(EXERCISE) Quote all of the data that follows exactly as written, skipping the images.

= Beginning of Section =

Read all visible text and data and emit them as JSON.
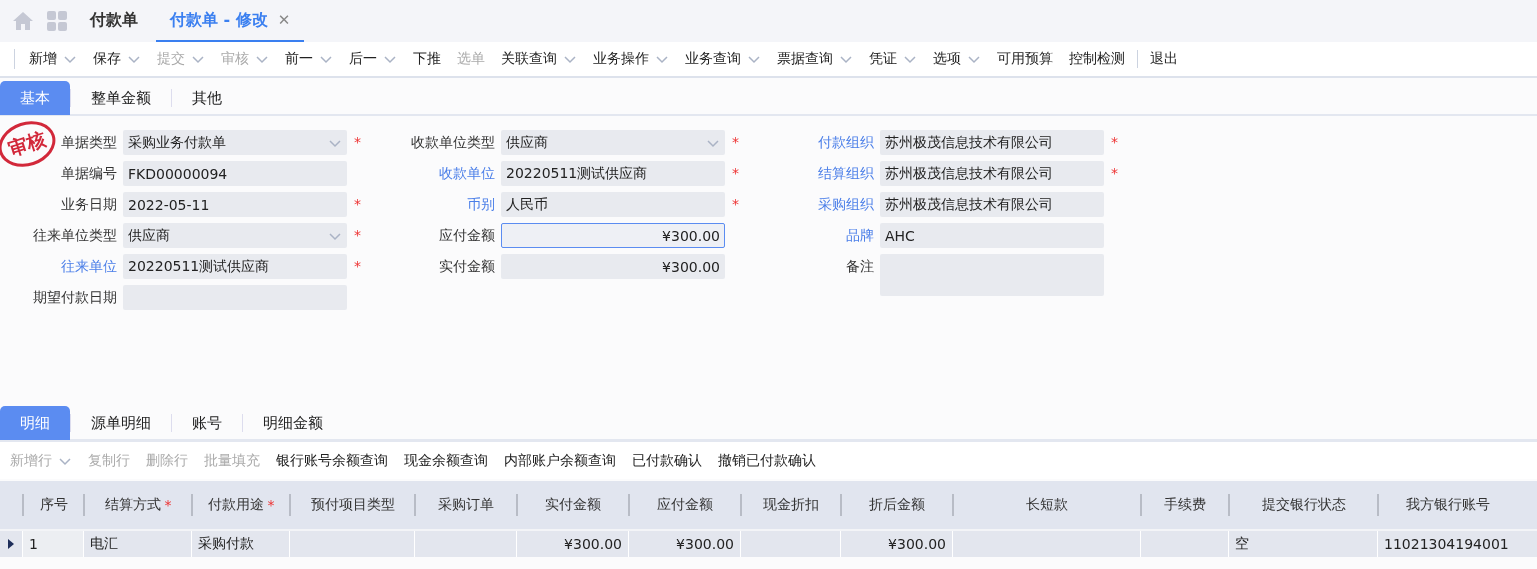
{
  "page_tabs": [
    {
      "label": "付款单",
      "selected": false,
      "closable": false
    },
    {
      "label": "付款单 - 修改",
      "selected": true,
      "closable": true
    }
  ],
  "close_glyph": "✕",
  "required_mark": "*",
  "toolbar": [
    {
      "label": "新增",
      "dropdown": true,
      "disabled": false
    },
    {
      "label": "保存",
      "dropdown": true,
      "disabled": false
    },
    {
      "label": "提交",
      "dropdown": true,
      "disabled": true
    },
    {
      "label": "审核",
      "dropdown": true,
      "disabled": true
    },
    {
      "label": "前一",
      "dropdown": true,
      "disabled": false
    },
    {
      "label": "后一",
      "dropdown": true,
      "disabled": false
    },
    {
      "label": "下推",
      "dropdown": false,
      "disabled": false
    },
    {
      "label": "选单",
      "dropdown": false,
      "disabled": true
    },
    {
      "label": "关联查询",
      "dropdown": true,
      "disabled": false
    },
    {
      "label": "业务操作",
      "dropdown": true,
      "disabled": false
    },
    {
      "label": "业务查询",
      "dropdown": true,
      "disabled": false
    },
    {
      "label": "票据查询",
      "dropdown": true,
      "disabled": false
    },
    {
      "label": "凭证",
      "dropdown": true,
      "disabled": false
    },
    {
      "label": "选项",
      "dropdown": true,
      "disabled": false
    },
    {
      "label": "可用预算",
      "dropdown": false,
      "disabled": false
    },
    {
      "label": "控制检测",
      "dropdown": false,
      "disabled": false
    },
    {
      "label": "退出",
      "dropdown": false,
      "disabled": false,
      "divider_before": true
    }
  ],
  "form_tabs": [
    {
      "label": "基本",
      "selected": true
    },
    {
      "label": "整单金额",
      "selected": false
    },
    {
      "label": "其他",
      "selected": false
    }
  ],
  "stamp": "审核",
  "form_columns": [
    [
      {
        "label": "单据类型",
        "value": "采购业务付款单",
        "kind": "select",
        "link": false,
        "required": true
      },
      {
        "label": "单据编号",
        "value": "FKD00000094",
        "kind": "text",
        "link": false,
        "required": false
      },
      {
        "label": "业务日期",
        "value": "2022-05-11",
        "kind": "text",
        "link": false,
        "required": true
      },
      {
        "label": "往来单位类型",
        "value": "供应商",
        "kind": "select",
        "link": false,
        "required": true
      },
      {
        "label": "往来单位",
        "value": "20220511测试供应商",
        "kind": "text",
        "link": true,
        "required": true
      },
      {
        "label": "期望付款日期",
        "kind": "text",
        "link": false,
        "required": false
      }
    ],
    [
      {
        "label": "收款单位类型",
        "value": "供应商",
        "kind": "select",
        "link": false,
        "required": true
      },
      {
        "label": "收款单位",
        "value": "20220511测试供应商",
        "kind": "text",
        "link": true,
        "required": true
      },
      {
        "label": "币别",
        "value": "人民币",
        "kind": "text",
        "link": true,
        "required": true
      },
      {
        "label": "应付金额",
        "value": "¥300.00",
        "kind": "amount",
        "link": false,
        "required": false,
        "focused": true
      },
      {
        "label": "实付金额",
        "value": "¥300.00",
        "kind": "amount",
        "link": false,
        "required": false
      }
    ],
    [
      {
        "label": "付款组织",
        "value": "苏州极茂信息技术有限公司",
        "kind": "text",
        "link": true,
        "required": true
      },
      {
        "label": "结算组织",
        "value": "苏州极茂信息技术有限公司",
        "kind": "text",
        "link": true,
        "required": true
      },
      {
        "label": "采购组织",
        "value": "苏州极茂信息技术有限公司",
        "kind": "text",
        "link": true,
        "required": false
      },
      {
        "label": "品牌",
        "value": "AHC",
        "kind": "text",
        "link": true,
        "required": false
      },
      {
        "label": "备注",
        "kind": "textarea",
        "link": false,
        "required": false
      }
    ]
  ],
  "detail_tabs": [
    {
      "label": "明细",
      "selected": true
    },
    {
      "label": "源单明细",
      "selected": false
    },
    {
      "label": "账号",
      "selected": false
    },
    {
      "label": "明细金额",
      "selected": false
    }
  ],
  "detail_toolbar": [
    {
      "label": "新增行",
      "dropdown": true,
      "disabled": true
    },
    {
      "label": "复制行",
      "dropdown": false,
      "disabled": true
    },
    {
      "label": "删除行",
      "dropdown": false,
      "disabled": true
    },
    {
      "label": "批量填充",
      "dropdown": false,
      "disabled": true
    },
    {
      "label": "银行账号余额查询",
      "dropdown": false,
      "disabled": false
    },
    {
      "label": "现金余额查询",
      "dropdown": false,
      "disabled": false
    },
    {
      "label": "内部账户余额查询",
      "dropdown": false,
      "disabled": false
    },
    {
      "label": "已付款确认",
      "dropdown": false,
      "disabled": false
    },
    {
      "label": "撤销已付款确认",
      "dropdown": false,
      "disabled": false
    }
  ],
  "table": {
    "columns": [
      {
        "label": "序号",
        "required": false
      },
      {
        "label": "结算方式",
        "required": true
      },
      {
        "label": "付款用途",
        "required": true
      },
      {
        "label": "预付项目类型",
        "required": false
      },
      {
        "label": "采购订单",
        "required": false
      },
      {
        "label": "实付金额",
        "required": false
      },
      {
        "label": "应付金额",
        "required": false
      },
      {
        "label": "现金折扣",
        "required": false
      },
      {
        "label": "折后金额",
        "required": false
      },
      {
        "label": "长短款",
        "required": false
      },
      {
        "label": "手续费",
        "required": false
      },
      {
        "label": "提交银行状态",
        "required": false
      },
      {
        "label": "我方银行账号",
        "required": false
      }
    ],
    "rows": [
      {
        "current": true,
        "cells": [
          "1",
          "电汇",
          "采购付款",
          "",
          "",
          "¥300.00",
          "¥300.00",
          "",
          "¥300.00",
          "",
          "",
          "空",
          "11021304194001"
        ]
      }
    ]
  }
}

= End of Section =

(TASK ANSWER)
Read all visible text and data and emit them as JSON.
{
  "page_tabs": [
    {
      "label": "付款单",
      "selected": false,
      "closable": false
    },
    {
      "label": "付款单 - 修改",
      "selected": true,
      "closable": true
    }
  ],
  "close_glyph": "✕",
  "required_mark": "*",
  "toolbar": [
    {
      "label": "新增",
      "dropdown": true,
      "disabled": false
    },
    {
      "label": "保存",
      "dropdown": true,
      "disabled": false
    },
    {
      "label": "提交",
      "dropdown": true,
      "disabled": true
    },
    {
      "label": "审核",
      "dropdown": true,
      "disabled": true
    },
    {
      "label": "前一",
      "dropdown": true,
      "disabled": false
    },
    {
      "label": "后一",
      "dropdown": true,
      "disabled": false
    },
    {
      "label": "下推",
      "dropdown": false,
      "disabled": false
    },
    {
      "label": "选单",
      "dropdown": false,
      "disabled": true
    },
    {
      "label": "关联查询",
      "dropdown": true,
      "disabled": false
    },
    {
      "label": "业务操作",
      "dropdown": true,
      "disabled": false
    },
    {
      "label": "业务查询",
      "dropdown": true,
      "disabled": false
    },
    {
      "label": "票据查询",
      "dropdown": true,
      "disabled": false
    },
    {
      "label": "凭证",
      "dropdown": true,
      "disabled": false
    },
    {
      "label": "选项",
      "dropdown": true,
      "disabled": false
    },
    {
      "label": "可用预算",
      "dropdown": false,
      "disabled": false
    },
    {
      "label": "控制检测",
      "dropdown": false,
      "disabled": false
    },
    {
      "label": "退出",
      "dropdown": false,
      "disabled": false,
      "divider_before": true
    }
  ],
  "form_tabs": [
    {
      "label": "基本",
      "selected": true
    },
    {
      "label": "整单金额",
      "selected": false
    },
    {
      "label": "其他",
      "selected": false
    }
  ],
  "stamp": "审核",
  "form_columns": [
    [
      {
        "label": "单据类型",
        "value": "采购业务付款单",
        "kind": "select",
        "link": false,
        "required": true
      },
      {
        "label": "单据编号",
        "value": "FKD00000094",
        "kind": "text",
        "link": false,
        "required": false
      },
      {
        "label": "业务日期",
        "value": "2022-05-11",
        "kind": "text",
        "link": false,
        "required": true
      },
      {
        "label": "往来单位类型",
        "value": "供应商",
        "kind": "select",
        "link": false,
        "required": true
      },
      {
        "label": "往来单位",
        "value": "20220511测试供应商",
        "kind": "text",
        "link": true,
        "required": true
      },
      {
        "label": "期望付款日期",
        "kind": "text",
        "link": false,
        "required": false
      }
    ],
    [
      {
        "label": "收款单位类型",
        "value": "供应商",
        "kind": "select",
        "link": false,
        "required": true
      },
      {
        "label": "收款单位",
        "value": "20220511测试供应商",
        "kind": "text",
        "link": true,
        "required": true
      },
      {
        "label": "币别",
        "value": "人民币",
        "kind": "text",
        "link": true,
        "required": true
      },
      {
        "label": "应付金额",
        "value": "¥300.00",
        "kind": "amount",
        "link": false,
        "required": false,
        "focused": true
      },
      {
        "label": "实付金额",
        "value": "¥300.00",
        "kind": "amount",
        "link": false,
        "required": false
      }
    ],
    [
      {
        "label": "付款组织",
        "value": "苏州极茂信息技术有限公司",
        "kind": "text",
        "link": true,
        "required": true
      },
      {
        "label": "结算组织",
        "value": "苏州极茂信息技术有限公司",
        "kind": "text",
        "link": true,
        "required": true
      },
      {
        "label": "采购组织",
        "value": "苏州极茂信息技术有限公司",
        "kind": "text",
        "link": true,
        "required": false
      },
      {
        "label": "品牌",
        "value": "AHC",
        "kind": "text",
        "link": true,
        "required": false
      },
      {
        "label": "备注",
        "kind": "textarea",
        "link": false,
        "required": false
      }
    ]
  ],
  "detail_tabs": [
    {
      "label": "明细",
      "selected": true
    },
    {
      "label": "源单明细",
      "selected": false
    },
    {
      "label": "账号",
      "selected": false
    },
    {
      "label": "明细金额",
      "selected": false
    }
  ],
  "detail_toolbar": [
    {
      "label": "新增行",
      "dropdown": true,
      "disabled": true
    },
    {
      "label": "复制行",
      "dropdown": false,
      "disabled": true
    },
    {
      "label": "删除行",
      "dropdown": false,
      "disabled": true
    },
    {
      "label": "批量填充",
      "dropdown": false,
      "disabled": true
    },
    {
      "label": "银行账号余额查询",
      "dropdown": false,
      "disabled": false
    },
    {
      "label": "现金余额查询",
      "dropdown": false,
      "disabled": false
    },
    {
      "label": "内部账户余额查询",
      "dropdown": false,
      "disabled": false
    },
    {
      "label": "已付款确认",
      "dropdown": false,
      "disabled": false
    },
    {
      "label": "撤销已付款确认",
      "dropdown": false,
      "disabled": false
    }
  ],
  "table": {
    "columns": [
      {
        "label": "序号",
        "required": false
      },
      {
        "label": "结算方式",
        "required": true
      },
      {
        "label": "付款用途",
        "required": true
      },
      {
        "label": "预付项目类型",
        "required": false
      },
      {
        "label": "采购订单",
        "required": false
      },
      {
        "label": "实付金额",
        "required": false
      },
      {
        "label": "应付金额",
        "required": false
      },
      {
        "label": "现金折扣",
        "required": false
      },
      {
        "label": "折后金额",
        "required": false
      },
      {
        "label": "长短款",
        "required": false
      },
      {
        "label": "手续费",
        "required": false
      },
      {
        "label": "提交银行状态",
        "required": false
      },
      {
        "label": "我方银行账号",
        "required": false
      }
    ],
    "rows": [
      {
        "current": true,
        "cells": [
          "1",
          "电汇",
          "采购付款",
          "",
          "",
          "¥300.00",
          "¥300.00",
          "",
          "¥300.00",
          "",
          "",
          "空",
          "11021304194001"
        ]
      }
    ]
  }
}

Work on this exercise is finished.